Dataset excerpts: Begin

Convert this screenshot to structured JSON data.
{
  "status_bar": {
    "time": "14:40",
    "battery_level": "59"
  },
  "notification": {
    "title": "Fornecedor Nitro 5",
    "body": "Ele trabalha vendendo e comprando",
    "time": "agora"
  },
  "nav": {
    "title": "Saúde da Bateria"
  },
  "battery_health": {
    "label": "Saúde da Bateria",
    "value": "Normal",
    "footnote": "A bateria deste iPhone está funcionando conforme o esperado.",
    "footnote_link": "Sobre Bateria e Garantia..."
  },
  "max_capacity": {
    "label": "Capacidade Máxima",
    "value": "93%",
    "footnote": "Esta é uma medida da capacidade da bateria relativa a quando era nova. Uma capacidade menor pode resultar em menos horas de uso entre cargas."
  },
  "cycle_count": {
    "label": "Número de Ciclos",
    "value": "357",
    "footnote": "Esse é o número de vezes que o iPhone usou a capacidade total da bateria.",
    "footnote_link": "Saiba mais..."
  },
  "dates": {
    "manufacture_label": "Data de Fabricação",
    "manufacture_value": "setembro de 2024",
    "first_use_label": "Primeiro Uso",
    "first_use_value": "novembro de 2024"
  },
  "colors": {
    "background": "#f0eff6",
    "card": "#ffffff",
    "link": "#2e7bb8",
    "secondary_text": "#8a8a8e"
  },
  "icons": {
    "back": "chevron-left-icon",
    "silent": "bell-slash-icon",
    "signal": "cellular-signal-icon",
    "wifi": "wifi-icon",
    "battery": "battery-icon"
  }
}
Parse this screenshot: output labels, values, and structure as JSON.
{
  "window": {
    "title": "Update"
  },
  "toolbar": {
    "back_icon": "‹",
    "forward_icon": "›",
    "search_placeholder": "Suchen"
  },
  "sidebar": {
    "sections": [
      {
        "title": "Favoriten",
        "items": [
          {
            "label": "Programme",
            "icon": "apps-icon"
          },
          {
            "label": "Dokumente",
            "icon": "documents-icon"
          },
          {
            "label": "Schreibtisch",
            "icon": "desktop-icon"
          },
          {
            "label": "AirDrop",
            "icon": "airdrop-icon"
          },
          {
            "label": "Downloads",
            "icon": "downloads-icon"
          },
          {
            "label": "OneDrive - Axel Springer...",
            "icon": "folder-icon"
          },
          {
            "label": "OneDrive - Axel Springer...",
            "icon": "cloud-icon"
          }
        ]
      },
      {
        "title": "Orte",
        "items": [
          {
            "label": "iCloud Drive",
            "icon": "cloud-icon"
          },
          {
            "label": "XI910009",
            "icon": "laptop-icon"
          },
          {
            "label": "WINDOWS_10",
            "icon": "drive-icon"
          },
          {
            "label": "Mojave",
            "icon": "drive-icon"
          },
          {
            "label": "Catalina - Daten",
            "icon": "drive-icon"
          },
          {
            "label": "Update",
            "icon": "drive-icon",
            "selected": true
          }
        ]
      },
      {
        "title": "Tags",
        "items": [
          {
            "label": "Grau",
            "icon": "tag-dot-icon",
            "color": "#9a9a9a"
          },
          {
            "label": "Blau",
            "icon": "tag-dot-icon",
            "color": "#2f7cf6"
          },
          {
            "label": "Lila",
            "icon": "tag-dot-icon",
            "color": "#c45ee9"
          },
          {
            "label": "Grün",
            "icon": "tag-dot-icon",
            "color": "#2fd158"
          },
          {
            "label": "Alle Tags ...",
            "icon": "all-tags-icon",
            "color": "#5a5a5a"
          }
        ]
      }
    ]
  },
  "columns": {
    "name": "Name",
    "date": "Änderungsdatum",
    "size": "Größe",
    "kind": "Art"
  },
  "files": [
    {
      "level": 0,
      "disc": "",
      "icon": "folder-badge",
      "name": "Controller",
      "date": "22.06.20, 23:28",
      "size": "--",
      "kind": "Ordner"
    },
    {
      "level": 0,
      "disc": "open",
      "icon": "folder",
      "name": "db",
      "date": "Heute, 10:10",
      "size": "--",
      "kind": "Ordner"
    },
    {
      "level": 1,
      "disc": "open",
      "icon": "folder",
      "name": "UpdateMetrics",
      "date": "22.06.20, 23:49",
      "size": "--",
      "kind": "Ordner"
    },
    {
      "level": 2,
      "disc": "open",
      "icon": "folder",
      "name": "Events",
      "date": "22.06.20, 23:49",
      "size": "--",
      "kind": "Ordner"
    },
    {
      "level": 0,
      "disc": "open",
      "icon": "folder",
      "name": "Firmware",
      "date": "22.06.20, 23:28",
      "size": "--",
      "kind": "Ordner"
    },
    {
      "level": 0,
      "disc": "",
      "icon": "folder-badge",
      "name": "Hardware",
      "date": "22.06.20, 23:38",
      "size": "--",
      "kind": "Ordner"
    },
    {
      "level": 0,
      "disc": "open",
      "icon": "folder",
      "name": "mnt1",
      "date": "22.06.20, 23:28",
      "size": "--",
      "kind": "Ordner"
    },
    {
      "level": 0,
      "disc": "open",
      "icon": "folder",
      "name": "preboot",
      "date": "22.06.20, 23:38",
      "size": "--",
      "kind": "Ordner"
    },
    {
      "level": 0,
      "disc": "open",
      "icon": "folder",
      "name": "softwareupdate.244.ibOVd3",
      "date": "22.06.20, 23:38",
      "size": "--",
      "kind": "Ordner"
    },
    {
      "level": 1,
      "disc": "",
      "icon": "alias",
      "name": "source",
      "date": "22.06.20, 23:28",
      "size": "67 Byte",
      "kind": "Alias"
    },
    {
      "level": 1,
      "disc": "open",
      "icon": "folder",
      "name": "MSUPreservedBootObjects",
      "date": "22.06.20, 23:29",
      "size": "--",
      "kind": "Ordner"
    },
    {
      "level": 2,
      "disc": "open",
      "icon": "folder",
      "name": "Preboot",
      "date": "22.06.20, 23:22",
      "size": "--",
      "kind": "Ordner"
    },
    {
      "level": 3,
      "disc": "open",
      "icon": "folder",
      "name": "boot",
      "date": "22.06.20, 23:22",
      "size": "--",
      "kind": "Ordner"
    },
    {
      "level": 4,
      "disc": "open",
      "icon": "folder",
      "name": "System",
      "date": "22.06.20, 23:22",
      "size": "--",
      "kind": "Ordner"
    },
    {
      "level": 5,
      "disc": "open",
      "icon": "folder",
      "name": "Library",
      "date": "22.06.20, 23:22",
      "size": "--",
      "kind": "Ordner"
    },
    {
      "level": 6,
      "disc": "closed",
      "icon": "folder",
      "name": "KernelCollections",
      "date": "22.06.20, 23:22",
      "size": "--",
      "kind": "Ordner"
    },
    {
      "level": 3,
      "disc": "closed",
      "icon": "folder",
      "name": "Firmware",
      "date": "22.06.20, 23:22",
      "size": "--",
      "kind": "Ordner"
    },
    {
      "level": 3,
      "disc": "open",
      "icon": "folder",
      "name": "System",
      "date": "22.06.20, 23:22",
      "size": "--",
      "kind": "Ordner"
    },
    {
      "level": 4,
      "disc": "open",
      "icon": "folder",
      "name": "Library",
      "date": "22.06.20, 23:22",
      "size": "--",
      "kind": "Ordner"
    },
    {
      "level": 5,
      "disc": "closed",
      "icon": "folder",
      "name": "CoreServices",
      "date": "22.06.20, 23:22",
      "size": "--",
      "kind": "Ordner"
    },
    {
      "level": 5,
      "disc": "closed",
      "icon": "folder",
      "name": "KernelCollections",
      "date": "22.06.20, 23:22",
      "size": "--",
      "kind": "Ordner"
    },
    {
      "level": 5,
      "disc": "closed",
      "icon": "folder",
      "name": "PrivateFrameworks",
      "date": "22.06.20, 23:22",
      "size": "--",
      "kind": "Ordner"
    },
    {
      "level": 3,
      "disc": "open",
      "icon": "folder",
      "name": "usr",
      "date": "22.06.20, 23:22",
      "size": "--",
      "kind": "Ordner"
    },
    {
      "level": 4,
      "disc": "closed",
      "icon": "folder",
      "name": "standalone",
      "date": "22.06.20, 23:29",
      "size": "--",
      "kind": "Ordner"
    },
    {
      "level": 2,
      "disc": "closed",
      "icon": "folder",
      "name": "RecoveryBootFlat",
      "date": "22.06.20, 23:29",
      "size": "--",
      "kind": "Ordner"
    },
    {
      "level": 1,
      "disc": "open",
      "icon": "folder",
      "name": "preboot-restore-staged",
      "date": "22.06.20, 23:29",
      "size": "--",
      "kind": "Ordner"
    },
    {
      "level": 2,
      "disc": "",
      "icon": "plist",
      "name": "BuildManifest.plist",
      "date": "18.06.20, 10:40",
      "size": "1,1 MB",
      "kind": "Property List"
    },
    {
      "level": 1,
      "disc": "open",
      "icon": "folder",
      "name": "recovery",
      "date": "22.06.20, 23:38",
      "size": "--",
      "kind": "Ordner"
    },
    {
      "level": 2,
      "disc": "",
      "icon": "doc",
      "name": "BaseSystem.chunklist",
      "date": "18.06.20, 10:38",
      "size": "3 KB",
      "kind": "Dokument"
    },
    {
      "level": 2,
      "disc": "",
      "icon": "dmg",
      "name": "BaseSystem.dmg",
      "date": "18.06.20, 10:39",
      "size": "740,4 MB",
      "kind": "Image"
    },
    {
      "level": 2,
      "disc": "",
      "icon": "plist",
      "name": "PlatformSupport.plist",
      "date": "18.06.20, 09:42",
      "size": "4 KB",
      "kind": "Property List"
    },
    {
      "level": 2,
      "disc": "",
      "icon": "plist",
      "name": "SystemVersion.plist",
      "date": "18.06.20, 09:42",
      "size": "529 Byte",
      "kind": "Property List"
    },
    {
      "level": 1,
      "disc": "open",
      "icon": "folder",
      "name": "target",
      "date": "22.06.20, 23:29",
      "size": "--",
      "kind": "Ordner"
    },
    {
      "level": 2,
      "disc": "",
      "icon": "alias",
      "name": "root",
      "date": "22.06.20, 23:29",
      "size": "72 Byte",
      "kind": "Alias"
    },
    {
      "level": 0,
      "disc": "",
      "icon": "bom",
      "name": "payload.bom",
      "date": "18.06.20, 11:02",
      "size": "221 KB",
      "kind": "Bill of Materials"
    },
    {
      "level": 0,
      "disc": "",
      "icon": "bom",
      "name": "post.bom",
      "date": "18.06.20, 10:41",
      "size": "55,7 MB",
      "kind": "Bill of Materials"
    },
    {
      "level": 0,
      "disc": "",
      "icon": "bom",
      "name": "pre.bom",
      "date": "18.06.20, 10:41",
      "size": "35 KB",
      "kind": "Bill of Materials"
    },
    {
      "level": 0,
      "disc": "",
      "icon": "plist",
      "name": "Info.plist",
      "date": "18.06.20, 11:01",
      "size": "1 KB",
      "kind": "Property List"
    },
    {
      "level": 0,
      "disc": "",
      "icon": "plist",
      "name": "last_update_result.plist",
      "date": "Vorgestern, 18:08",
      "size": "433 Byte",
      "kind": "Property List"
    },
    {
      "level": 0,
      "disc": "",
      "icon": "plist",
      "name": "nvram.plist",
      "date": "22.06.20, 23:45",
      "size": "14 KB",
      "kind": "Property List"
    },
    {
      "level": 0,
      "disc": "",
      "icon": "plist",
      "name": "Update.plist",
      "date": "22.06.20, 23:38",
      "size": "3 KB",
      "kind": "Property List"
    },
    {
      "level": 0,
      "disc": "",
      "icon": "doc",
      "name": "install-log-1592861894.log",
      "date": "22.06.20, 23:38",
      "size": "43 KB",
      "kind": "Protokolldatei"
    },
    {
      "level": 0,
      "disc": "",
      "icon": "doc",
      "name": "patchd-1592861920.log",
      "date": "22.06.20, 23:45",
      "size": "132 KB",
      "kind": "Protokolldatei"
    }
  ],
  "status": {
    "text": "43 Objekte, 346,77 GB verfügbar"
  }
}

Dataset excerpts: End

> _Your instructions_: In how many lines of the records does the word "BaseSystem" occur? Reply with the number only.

> _Task result_: 2